Papasmurf's picture

I don't believe you can detect gold and silver behind a steel box.  Explain the technology.

ThirdWorldDude's picture

They don't even need metal detectors Papasmurf. If a bank is suspicious of the contents in a SD-box, their usual technology is opening it with a master key. Afterwards you'll be told that the bank has lost your deposits in the safe (or if you happen to live in the bastion of freedom USSA, gov. dog's snatched your dough).

MeelionDollerBogus's picture

resonance with the atoms.
Each atom has a specific harmonic resonance.
It's not a "metal detector" per se though to be honest that which isn't metal doesn't work so well.
It will precisely detect which metals are present on each setting.
Copper, brass, steel, silver, gold, you name it - if the machine has a configuration for it.

Think of it like how your microwave oven is tuned to heat water molecules in your food, and various chemical compounds, but many are skipped, e.g., ceramic.

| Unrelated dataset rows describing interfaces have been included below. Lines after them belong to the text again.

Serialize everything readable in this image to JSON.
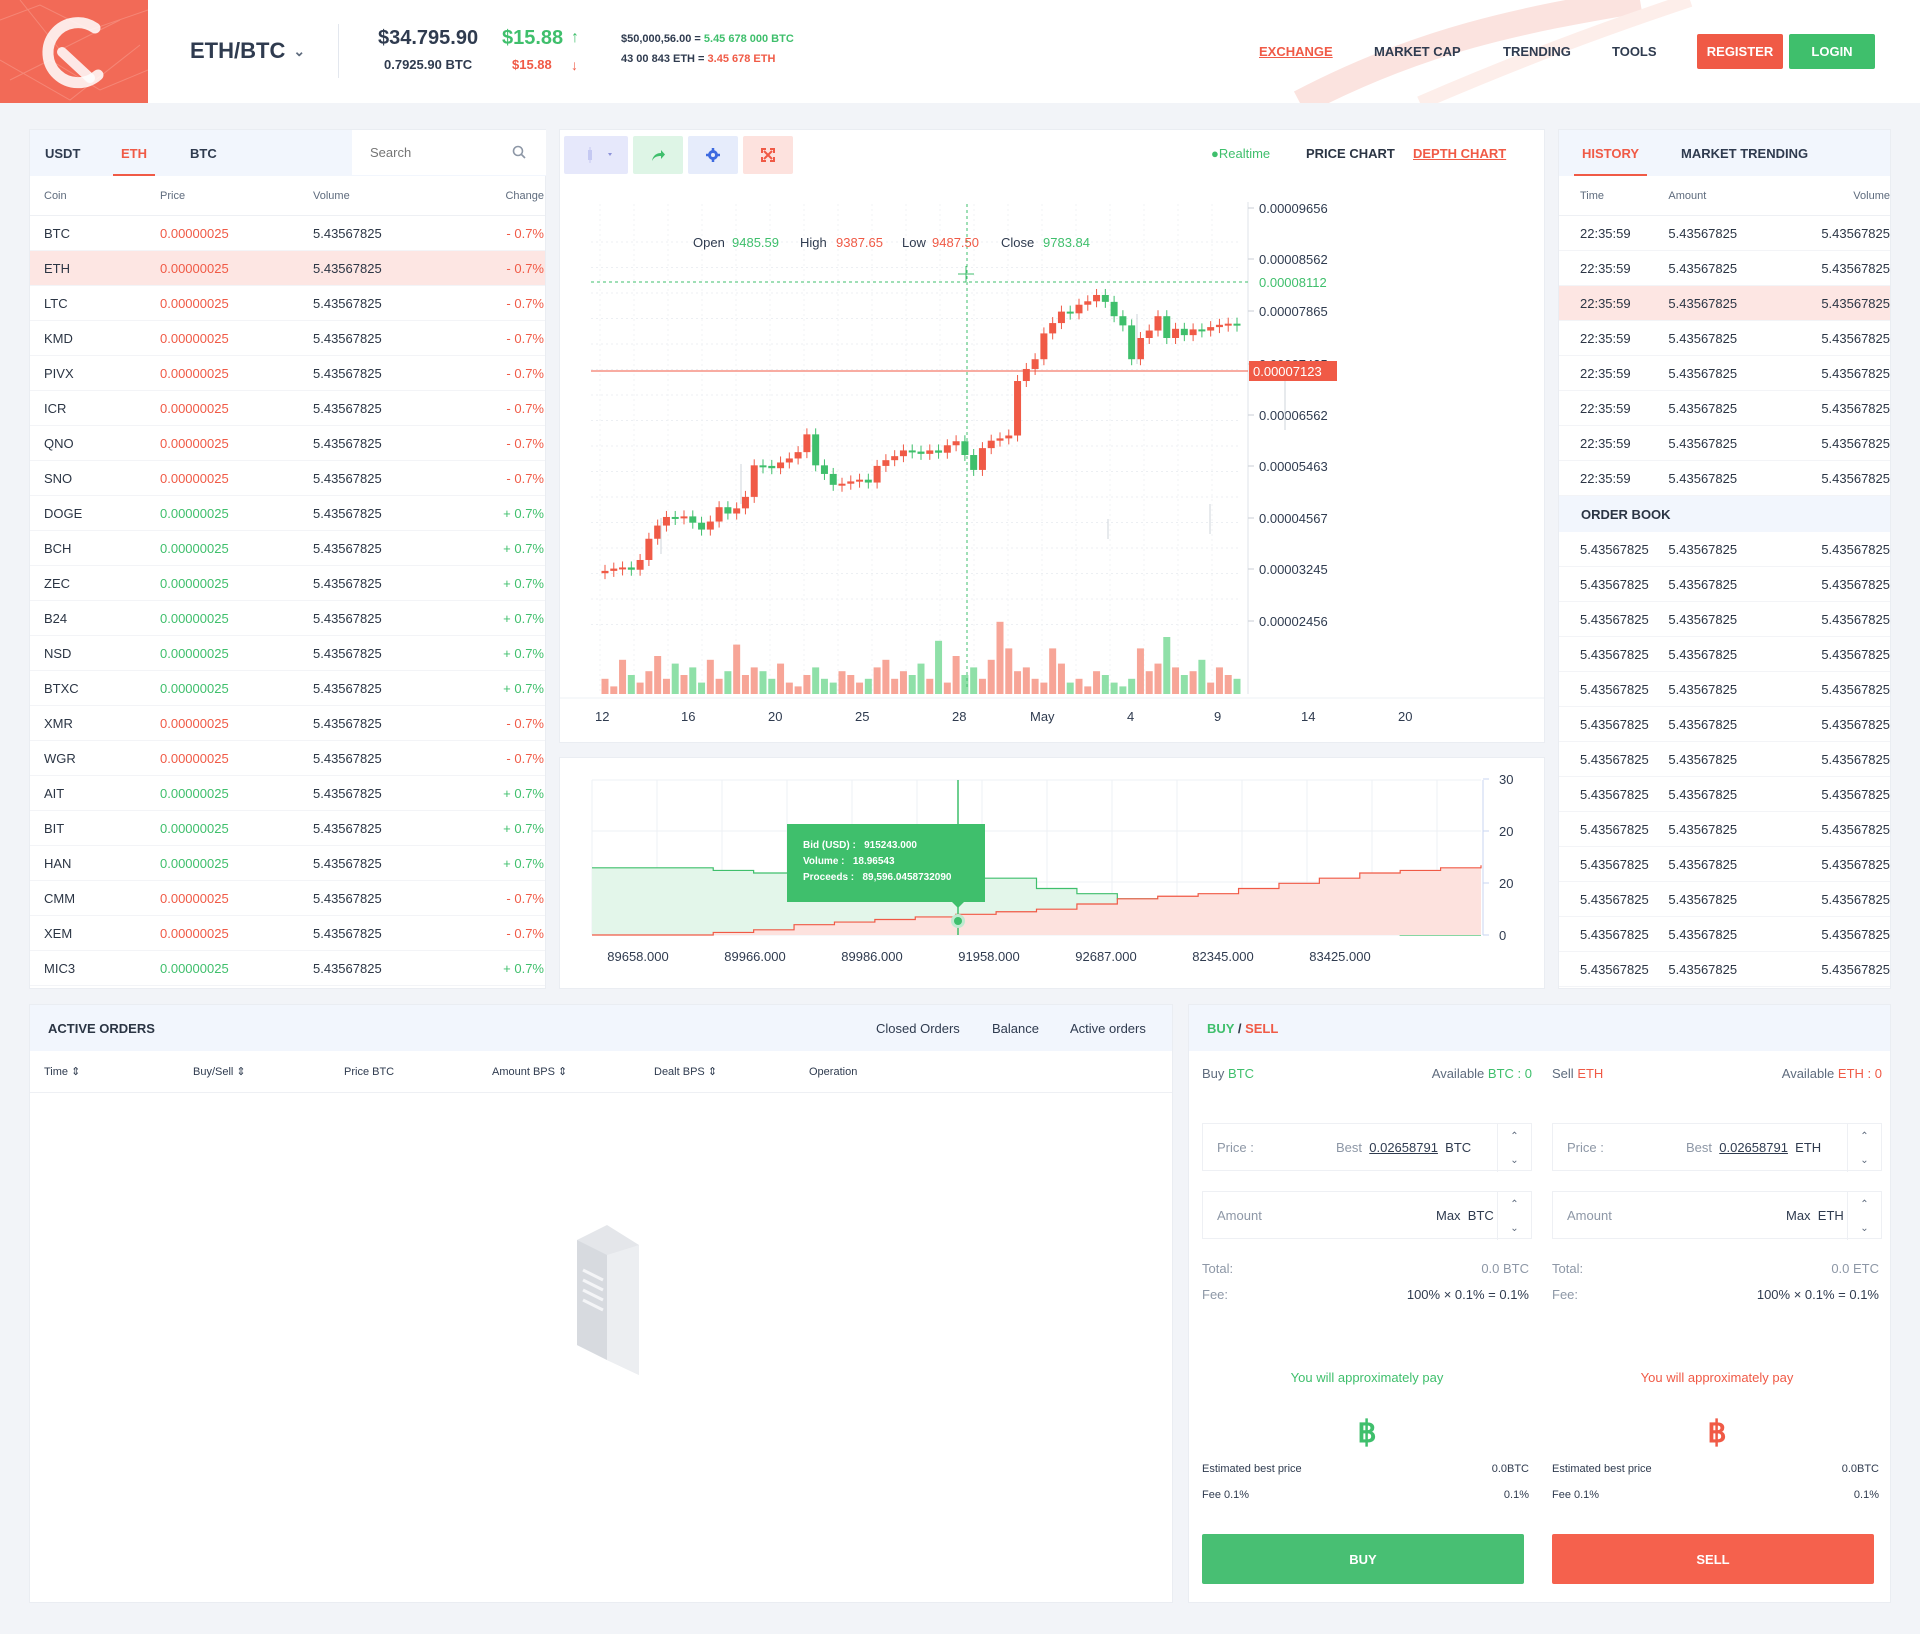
{
  "header": {
    "pair": "ETH/BTC",
    "price_usd": "$34.795.90",
    "price_btc": "0.7925.90 BTC",
    "change_up": "$15.88",
    "change_down": "$15.88",
    "conv1_a": "$50,000,56.00 = ",
    "conv1_b": "5.45 678 000 BTC",
    "conv2_a": "43 00 843 ETH = ",
    "conv2_b": "3.45 678 ETH",
    "nav": [
      "EXCHANGE",
      "MARKET CAP",
      "TRENDING",
      "TOOLS"
    ],
    "register": "REGISTER",
    "login": "LOGIN"
  },
  "market": {
    "tabs": [
      "USDT",
      "ETH",
      "BTC"
    ],
    "active_tab": "ETH",
    "search_placeholder": "Search",
    "columns": [
      "Coin",
      "Price",
      "Volume",
      "Change"
    ],
    "rows": [
      {
        "coin": "BTC",
        "price": "0.00000025",
        "volume": "5.43567825",
        "change": "- 0.7%",
        "dir": "down"
      },
      {
        "coin": "ETH",
        "price": "0.00000025",
        "volume": "5.43567825",
        "change": "- 0.7%",
        "dir": "down"
      },
      {
        "coin": "LTC",
        "price": "0.00000025",
        "volume": "5.43567825",
        "change": "- 0.7%",
        "dir": "down"
      },
      {
        "coin": "KMD",
        "price": "0.00000025",
        "volume": "5.43567825",
        "change": "- 0.7%",
        "dir": "down"
      },
      {
        "coin": "PIVX",
        "price": "0.00000025",
        "volume": "5.43567825",
        "change": "- 0.7%",
        "dir": "down"
      },
      {
        "coin": "ICR",
        "price": "0.00000025",
        "volume": "5.43567825",
        "change": "- 0.7%",
        "dir": "down"
      },
      {
        "coin": "QNO",
        "price": "0.00000025",
        "volume": "5.43567825",
        "change": "- 0.7%",
        "dir": "down"
      },
      {
        "coin": "SNO",
        "price": "0.00000025",
        "volume": "5.43567825",
        "change": "- 0.7%",
        "dir": "down"
      },
      {
        "coin": "DOGE",
        "price": "0.00000025",
        "volume": "5.43567825",
        "change": "+ 0.7%",
        "dir": "up"
      },
      {
        "coin": "BCH",
        "price": "0.00000025",
        "volume": "5.43567825",
        "change": "+ 0.7%",
        "dir": "up"
      },
      {
        "coin": "ZEC",
        "price": "0.00000025",
        "volume": "5.43567825",
        "change": "+ 0.7%",
        "dir": "up"
      },
      {
        "coin": "B24",
        "price": "0.00000025",
        "volume": "5.43567825",
        "change": "+ 0.7%",
        "dir": "up"
      },
      {
        "coin": "NSD",
        "price": "0.00000025",
        "volume": "5.43567825",
        "change": "+ 0.7%",
        "dir": "up"
      },
      {
        "coin": "BTXC",
        "price": "0.00000025",
        "volume": "5.43567825",
        "change": "+ 0.7%",
        "dir": "up"
      },
      {
        "coin": "XMR",
        "price": "0.00000025",
        "volume": "5.43567825",
        "change": "- 0.7%",
        "dir": "down"
      },
      {
        "coin": "WGR",
        "price": "0.00000025",
        "volume": "5.43567825",
        "change": "- 0.7%",
        "dir": "down"
      },
      {
        "coin": "AIT",
        "price": "0.00000025",
        "volume": "5.43567825",
        "change": "+ 0.7%",
        "dir": "up"
      },
      {
        "coin": "BIT",
        "price": "0.00000025",
        "volume": "5.43567825",
        "change": "+ 0.7%",
        "dir": "up"
      },
      {
        "coin": "HAN",
        "price": "0.00000025",
        "volume": "5.43567825",
        "change": "+ 0.7%",
        "dir": "up"
      },
      {
        "coin": "CMM",
        "price": "0.00000025",
        "volume": "5.43567825",
        "change": "- 0.7%",
        "dir": "down"
      },
      {
        "coin": "XEM",
        "price": "0.00000025",
        "volume": "5.43567825",
        "change": "- 0.7%",
        "dir": "down"
      },
      {
        "coin": "MIC3",
        "price": "0.00000025",
        "volume": "5.43567825",
        "change": "+ 0.7%",
        "dir": "up"
      }
    ]
  },
  "chart": {
    "realtime": "Realtime",
    "price_chart": "PRICE CHART",
    "depth_chart": "DEPTH CHART",
    "ohlc": {
      "open_label": "Open",
      "open": "9485.59",
      "high_label": "High",
      "high": "9387.65",
      "low_label": "Low",
      "low": "9487.50",
      "close_label": "Close",
      "close": "9783.84"
    },
    "y_ticks": [
      "0.00009656",
      "0.00008562",
      "0.00007865",
      "0.00007435",
      "0.00006562",
      "0.00005463",
      "0.00004567",
      "0.00003245",
      "0.00002456"
    ],
    "crosshair_value": "0.00008112",
    "current_price": "0.00007123",
    "x_ticks": [
      "12",
      "16",
      "20",
      "25",
      "28",
      "May",
      "4",
      "9",
      "14",
      "20"
    ],
    "colors": {
      "up": "#3fbf6c",
      "down": "#f05a46"
    }
  },
  "chart_data": [
    {
      "type": "candlestick",
      "y_ticks": [
        9.656e-05,
        8.562e-05,
        7.865e-05,
        7.435e-05,
        6.562e-05,
        5.463e-05,
        4.567e-05,
        3.245e-05,
        2.456e-05
      ],
      "ylim": [
        2.456e-05,
        9.656e-05
      ],
      "x_ticks": [
        "12",
        "16",
        "20",
        "25",
        "28",
        "May",
        "4",
        "9",
        "14",
        "20"
      ],
      "close": [
        3.26e-05,
        3.3e-05,
        3.32e-05,
        3.28e-05,
        3.45e-05,
        3.82e-05,
        4.05e-05,
        4.2e-05,
        4.18e-05,
        4.21e-05,
        4.1e-05,
        3.98e-05,
        4.12e-05,
        4.37e-05,
        4.26e-05,
        4.35e-05,
        4.55e-05,
        5.1e-05,
        5.09e-05,
        5.05e-05,
        5.15e-05,
        5.22e-05,
        5.33e-05,
        5.64e-05,
        5.1e-05,
        4.95e-05,
        4.76e-05,
        4.78e-05,
        4.82e-05,
        4.85e-05,
        4.8e-05,
        5.09e-05,
        5.19e-05,
        5.26e-05,
        5.36e-05,
        5.34e-05,
        5.3e-05,
        5.36e-05,
        5.32e-05,
        5.45e-05,
        5.52e-05,
        5.28e-05,
        5.02e-05,
        5.4e-05,
        5.53e-05,
        5.57e-05,
        5.62e-05,
        6.57e-05,
        6.78e-05,
        6.95e-05,
        7.4e-05,
        7.58e-05,
        7.78e-05,
        7.75e-05,
        7.9e-05,
        7.96e-05,
        8.07e-05,
        7.95e-05,
        7.7e-05,
        7.54e-05,
        6.95e-05,
        7.32e-05,
        7.45e-05,
        7.7e-05,
        7.32e-05,
        7.48e-05,
        7.37e-05,
        7.47e-05,
        7.45e-05,
        7.51e-05,
        7.55e-05,
        7.57e-05,
        7.54e-05
      ],
      "volume": [
        0.4,
        0.2,
        0.9,
        0.5,
        0.3,
        0.6,
        1.0,
        0.4,
        0.8,
        0.5,
        0.7,
        0.3,
        0.9,
        0.4,
        0.6,
        1.3,
        0.5,
        0.7,
        0.6,
        0.4,
        0.8,
        0.3,
        0.2,
        0.5,
        0.7,
        0.4,
        0.3,
        0.6,
        0.5,
        0.3,
        0.4,
        0.7,
        0.9,
        0.4,
        0.6,
        0.5,
        0.8,
        0.4,
        1.4,
        0.3,
        1.0,
        0.5,
        0.7,
        0.4,
        0.9,
        1.9,
        1.2,
        0.6,
        0.7,
        0.4,
        0.3,
        1.2,
        0.8,
        0.3,
        0.4,
        0.2,
        0.6,
        0.5,
        0.3,
        0.2,
        0.4,
        1.2,
        0.6,
        0.8,
        1.5,
        0.7,
        0.5,
        0.6,
        0.9,
        0.3,
        0.7,
        0.5,
        0.4
      ]
    },
    {
      "type": "area",
      "x_ticks": [
        "89658.000",
        "89966.000",
        "89986.000",
        "91958.000",
        "92687.000",
        "82345.000",
        "83425.000"
      ],
      "y_ticks": [
        "30",
        "20",
        "20",
        "0"
      ],
      "bids": [
        13,
        13,
        13,
        12.5,
        12,
        11.5,
        11.5,
        11.5,
        11.5,
        11,
        11,
        9,
        8,
        7,
        6.5,
        4.5,
        4,
        3.5,
        3,
        2.5,
        0,
        0,
        0
      ],
      "asks": [
        0,
        0,
        0,
        0.5,
        1,
        2,
        2.5,
        3,
        3.5,
        4,
        4.5,
        5,
        6,
        7,
        7.5,
        8,
        9,
        10,
        11,
        12,
        12.5,
        13,
        13.5
      ]
    }
  ],
  "depth": {
    "tooltip": {
      "bid_label": "Bid (USD) :",
      "bid": "915243.000",
      "volume_label": "Volume :",
      "volume": "18.96543",
      "proceeds_label": "Proceeds :",
      "proceeds": "89,596.0458732090"
    }
  },
  "history": {
    "tabs": [
      "HISTORY",
      "MARKET TRENDING"
    ],
    "columns": [
      "Time",
      "Amount",
      "Volume"
    ],
    "rows": [
      {
        "time": "22:35:59",
        "amount": "5.43567825",
        "volume": "5.43567825"
      },
      {
        "time": "22:35:59",
        "amount": "5.43567825",
        "volume": "5.43567825"
      },
      {
        "time": "22:35:59",
        "amount": "5.43567825",
        "volume": "5.43567825"
      },
      {
        "time": "22:35:59",
        "amount": "5.43567825",
        "volume": "5.43567825"
      },
      {
        "time": "22:35:59",
        "amount": "5.43567825",
        "volume": "5.43567825"
      },
      {
        "time": "22:35:59",
        "amount": "5.43567825",
        "volume": "5.43567825"
      },
      {
        "time": "22:35:59",
        "amount": "5.43567825",
        "volume": "5.43567825"
      },
      {
        "time": "22:35:59",
        "amount": "5.43567825",
        "volume": "5.43567825"
      }
    ],
    "orderbook_title": "ORDER BOOK",
    "orderbook": [
      [
        "5.43567825",
        "5.43567825",
        "5.43567825"
      ],
      [
        "5.43567825",
        "5.43567825",
        "5.43567825"
      ],
      [
        "5.43567825",
        "5.43567825",
        "5.43567825"
      ],
      [
        "5.43567825",
        "5.43567825",
        "5.43567825"
      ],
      [
        "5.43567825",
        "5.43567825",
        "5.43567825"
      ],
      [
        "5.43567825",
        "5.43567825",
        "5.43567825"
      ],
      [
        "5.43567825",
        "5.43567825",
        "5.43567825"
      ],
      [
        "5.43567825",
        "5.43567825",
        "5.43567825"
      ],
      [
        "5.43567825",
        "5.43567825",
        "5.43567825"
      ],
      [
        "5.43567825",
        "5.43567825",
        "5.43567825"
      ],
      [
        "5.43567825",
        "5.43567825",
        "5.43567825"
      ],
      [
        "5.43567825",
        "5.43567825",
        "5.43567825"
      ],
      [
        "5.43567825",
        "5.43567825",
        "5.43567825"
      ]
    ]
  },
  "orders": {
    "title": "ACTIVE ORDERS",
    "tabs": [
      "Closed Orders",
      "Balance",
      "Active orders"
    ],
    "columns": [
      "Time",
      "Buy/Sell",
      "Price BTC",
      "Amount BPS",
      "Dealt BPS",
      "Operation"
    ]
  },
  "trade": {
    "title_buy": "BUY",
    "title_sep": " / ",
    "title_sell": "SELL",
    "buy": {
      "label": "Buy",
      "coin": "BTC",
      "avail_label": "Available",
      "avail_value": "BTC : 0",
      "price_label": "Price :",
      "best_label": "Best",
      "best_value": "0.02658791",
      "unit": "BTC",
      "amount_label": "Amount",
      "max_label": "Max",
      "total_label": "Total:",
      "total_value": "0.0 BTC",
      "fee_label": "Fee:",
      "fee_value": "100% × 0.1% = 0.1%",
      "approx": "You will approximately pay",
      "symbol": "฿",
      "est_label": "Estimated best price",
      "est_value": "0.0BTC",
      "fee_pct_label": "Fee 0.1%",
      "fee_pct_value": "0.1%",
      "button": "BUY"
    },
    "sell": {
      "label": "Sell",
      "coin": "ETH",
      "avail_label": "Available",
      "avail_value": "ETH : 0",
      "price_label": "Price :",
      "best_label": "Best",
      "best_value": "0.02658791",
      "unit": "ETH",
      "amount_label": "Amount",
      "max_label": "Max",
      "total_label": "Total:",
      "total_value": "0.0 ETC",
      "fee_label": "Fee:",
      "fee_value": "100% × 0.1% = 0.1%",
      "approx": "You will approximately pay",
      "symbol": "฿",
      "est_label": "Estimated best price",
      "est_value": "0.0BTC",
      "fee_pct_label": "Fee 0.1%",
      "fee_pct_value": "0.1%",
      "button": "SELL"
    }
  }
}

You know, that tuning can be changed but then it would be incredibly dangerous as the shielding on the door is set just for the ONE setting it's configured for.

Michigander's picture

The link:

The executive summary.


A Steve Quayle subscriber reported the two dozen gold Krugerrands he kept stored in his safety deposit box have been taken, in a bold swipe.  The Fifth Third Bank is located in Cincinnati, the site of the sanctioned theft.  After the confiscation, the bank manager sheepishly informed the man that a CIA agent was the culprit who cleaned out his supply of gold coins, but all the stored US dollar bills were left untouched in the safety box.  Recall broad warnings concerning the rules delineated within the Patriot Act, which forbids usage of bank safety boxes to hold coins, jewelry, or any metal items of wealth. Only documents, contracts, papers, photographs, and other non-metallic objects like a treasured scarf are permitted. They have finally struck, thefts sponsored by the US Government and its security agency overseers.  Expect the location of thefts to grow much wider, with more prevalent reports.

optimator's picture

He may not get to visit Germany, but I'm sure his gold will!

MeelionDollerBogus's picture

time to get Simon Black on the case, stat!

VD's picture

we all do realize that (private) banks are free to set whatever rates they want so when even a community bank bullshits you that that's the market interest rate it's exactly that: mendacity on 'community' level.

XitSam's picture

Has anyone been in a Well Fargo branch lately? They have Walmart style obnoxiously perky door greeters, free water and coffee. But the service is becomming less and less helpful.  

Beatscape's picture

My daughter was getting charged fees by WF just to transfer $$ between her WF savings and checking accounts and other obnouxious fees.  I implored her to close her accounts with WF and put her money in a local credit union, which she finally did aftger losing hundreds in less than a year in ridiculous fees to WF.  She is happier and wiser now.


NoDebt's picture

Don't get me started on Wells Fargo.

The obnoxious door greeters are like the mugger smiling and wishing you a nice day after he's stuck you up.

tvdog's picture

Back when I was dealing with them, Wells Fargo employees were all rude and nasty - muggers without the smile.